is appropriated to the agencies," and it is "extremely difficult" to convince
them to spend their money on IT proj-ects they do not solely control, Flyzik
He added that a higher authority, above the level of an agency CIO,
is needed, "but I stop short of saying whether that should be an individual,
the CIO Council or the deputy director of the Office of Management and Budget."
Whoever ends up overseeing the development of federal IT, "they must
have a voice at the table in budget decisions," Flyzik insists. With a measure
of influence over government IT spending, a federal CIO should be able to
approach e-government problems from a functional perspective, rather than
from the agency or departmental perspective that prevails today, DOT's Molaski
That would be an essential change, most e-government visionaries agree.
To understand why, consider a typical citizen seeking information and services
online from the federal government. Should he or she have to struggle to
locate the right agency or the right department within an agency? Or should
electronic links tie related information and services together across agency
boundaries, providing individuals with relatively effortless access?
For now, to the extent that government services are online, they are
not linked. That has already begun to create a problem, said Kathleen deLaski,
group director for editorial products, government and politics at America
AOL's online government guide, which it created earlier this year, received
about 13 million page views in April, and hits are increasing 100 percent
a month, deLaski told a congressional committee in May. "We're starting
to drive traffic to government information and applications," she said.
"But because agencies are not coordinated in their efforts to present
more online offerings, it is difficult for AOL to approach government in
a holistic fashion," deLaski said. "We need to work with government agencies,
but that is difficult when each one is doing its own thing." Agencies are
reluctant to invest the resources or exercise the political will necessary
"to revolutionize their customer relationship," she said.
With or without an IT czar, federal agencies "must recognize that a
new system needs to be created to address the challenge" of e-government,
she said. "We've tried for a couple of years to make things work within
the existing system. If this revolution that has been mandated [by federal
law] is going to work," the federal government will have to do better.
Waiting in the Wings
That may be more authority than would be granted to a federal CIO under
the legislation pending in Congress. Rep. James Turner (D-Texas) introduced
a bill June 15 to create the post of chief information officer of the United
Turner's CIO would be a cabinet-level adviser to the president, chairman
of the federal CIO Council and keeper of a $4.7 billion nest egg for funding
IT projects that cross agency boundaries. The CIO's job would be to "ensure
that the federal government is not left behind in the technology revolution,"
Turner said. "In order to build a working e-government, we need to focus
the government's attention on its use of information technology."
Republican presidential candidate George W. Bush has promised to appoint
a "chief information officer for the federal government" if he is elected
Bush's CIO would oversee IT projects involving multiple federal agencies
and between federal and state agencies. To do so, he would control a $100
million fund for financing IT proj-ects.

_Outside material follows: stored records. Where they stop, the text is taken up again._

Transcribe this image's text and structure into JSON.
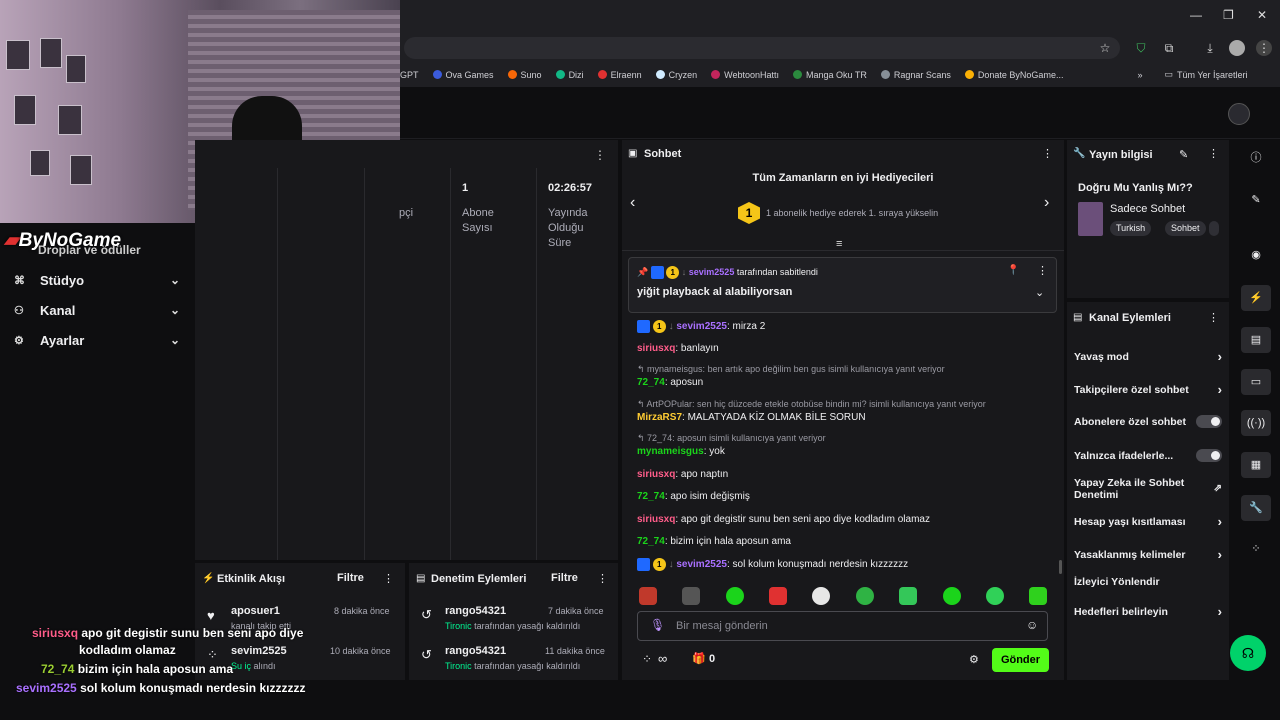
{
  "browser": {
    "bookmarks": [
      "GPT",
      "Ova Games",
      "Suno",
      "Dizi",
      "Elraenn",
      "Cryzen",
      "WebtoonHattı",
      "Manga Oku TR",
      "Ragnar Scans",
      "Donate ByNoGame..."
    ],
    "all_bookmarks": "Tüm Yer İşaretleri",
    "overflow": "»"
  },
  "nav": {
    "brand": "ByNoGame",
    "partial_item": "Droplar ve ödüller",
    "items": [
      "Stüdyo",
      "Kanal",
      "Ayarlar"
    ]
  },
  "stats": {
    "partial_label": "pçi",
    "col1_value": "1",
    "col1_label_1": "Abone",
    "col1_label_2": "Sayısı",
    "col2_value": "02:26:57",
    "col2_label_1": "Yayında",
    "col2_label_2": "Olduğu",
    "col2_label_3": "Süre"
  },
  "activity": {
    "title": "Etkinlik Akışı",
    "filter": "Filtre",
    "rows": [
      {
        "name": "aposuer1",
        "time": "8 dakika önce",
        "sub": "kanalı takip etti",
        "sub_green": ""
      },
      {
        "name": "sevim2525",
        "time": "10 dakika önce",
        "sub": " alındı",
        "sub_green": "Su iç"
      }
    ]
  },
  "moderation": {
    "title": "Denetim Eylemleri",
    "filter": "Filtre",
    "rows": [
      {
        "name": "rango54321",
        "time": "7 dakika önce",
        "actor": "Tironic",
        "action": " tarafından yasağı kaldırıldı"
      },
      {
        "name": "rango54321",
        "time": "11 dakika önce",
        "actor": "Tironic",
        "action": " tarafından yasağı kaldırıldı"
      }
    ]
  },
  "chat": {
    "title": "Sohbet",
    "gifters_title": "Tüm Zamanların en iyi Hediyecileri",
    "gifters_rank": "1",
    "gifters_sub": "1 abonelik hediye ederek 1. sıraya yükselin",
    "pinned_by_user": "sevim2525",
    "pinned_by_text": " tarafından sabitlendi",
    "pinned_message": "yiğit playback al alabiliyorsan",
    "messages": [
      {
        "type": "msg",
        "user": "sevim2525",
        "color": "purple",
        "text": ": mirza 2",
        "badges": true
      },
      {
        "type": "msg",
        "user": "siriusxq",
        "color": "pink",
        "text": ": banlayın"
      },
      {
        "type": "reply",
        "text": "↰ mynameisgus: ben artık apo değilim ben gus isimli kullanıcıya yanıt veriyor"
      },
      {
        "type": "msg",
        "user": "72_74",
        "color": "green",
        "text": ": aposun"
      },
      {
        "type": "reply",
        "text": "↰ ArtPOPular: sen hiç düzcede etekle otobüse bindin mi? isimli kullanıcıya yanıt veriyor"
      },
      {
        "type": "msg",
        "user": "MirzaRS7",
        "color": "yellow",
        "text": ": MALATYADA KİZ OLMAK BİLE SORUN"
      },
      {
        "type": "reply",
        "text": "↰ 72_74: aposun isimli kullanıcıya yanıt veriyor"
      },
      {
        "type": "msg",
        "user": "mynameisgus",
        "color": "green",
        "text": ": yok"
      },
      {
        "type": "msg",
        "user": "siriusxq",
        "color": "pink",
        "text": ": apo naptın"
      },
      {
        "type": "msg",
        "user": "72_74",
        "color": "green",
        "text": ": apo isim değişmiş"
      },
      {
        "type": "msg",
        "user": "siriusxq",
        "color": "pink",
        "text": ": apo git degistir sunu ben seni apo diye kodladım olamaz"
      },
      {
        "type": "msg",
        "user": "72_74",
        "color": "green",
        "text": ": bizim için hala aposun ama"
      },
      {
        "type": "msg",
        "user": "sevim2525",
        "color": "purple",
        "text": ": sol kolum konuşmadı nerdesin kızzzzzz",
        "badges": true
      }
    ],
    "input_placeholder": "Bir mesaj gönderin",
    "infinity": "∞",
    "gift_count": "0",
    "send_label": "Gönder"
  },
  "stream_info": {
    "title": "Yayın bilgisi",
    "stream_title": "Doğru Mu Yanlış Mı??",
    "category": "Sadece Sohbet",
    "tags": [
      "Turkish",
      "Sohbet"
    ]
  },
  "channel_actions": {
    "title": "Kanal Eylemleri",
    "items": [
      {
        "label": "Yavaş mod",
        "control": "arrow"
      },
      {
        "label": "Takipçilere özel sohbet",
        "control": "arrow"
      },
      {
        "label": "Abonelere özel sohbet",
        "control": "toggle"
      },
      {
        "label": "Yalnızca ifadelerle...",
        "control": "toggle"
      },
      {
        "label": "Yapay Zeka ile Sohbet Denetimi",
        "control": "external"
      },
      {
        "label": "Hesap yaşı kısıtlaması",
        "control": "arrow"
      },
      {
        "label": "Yasaklanmış kelimeler",
        "control": "arrow"
      },
      {
        "label": "İzleyici Yönlendir",
        "control": "none"
      },
      {
        "label": "Hedefleri belirleyin",
        "control": "arrow"
      }
    ]
  },
  "overlay_chat": [
    {
      "user": "siriusxq",
      "color": "#ff5d8a",
      "text": "apo git degistir sunu ben seni apo diye"
    },
    {
      "user": "",
      "color": "",
      "text": "kodladım olamaz"
    },
    {
      "user": "72_74",
      "color": "#9acd32",
      "text": "bizim için hala aposun ama"
    },
    {
      "user": "sevim2525",
      "color": "#a970ff",
      "text": "sol kolum konuşmadı nerdesin kızzzzzz"
    }
  ]
}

Bush said he would issue an executive
order making the deputy director for management at OMB the federal CIO.
Bush's CIO would be responsible for leading and coordinating the transition
to "truly digital, citizen-centric government." Vice President Al Gore
has not weighed in on the issue.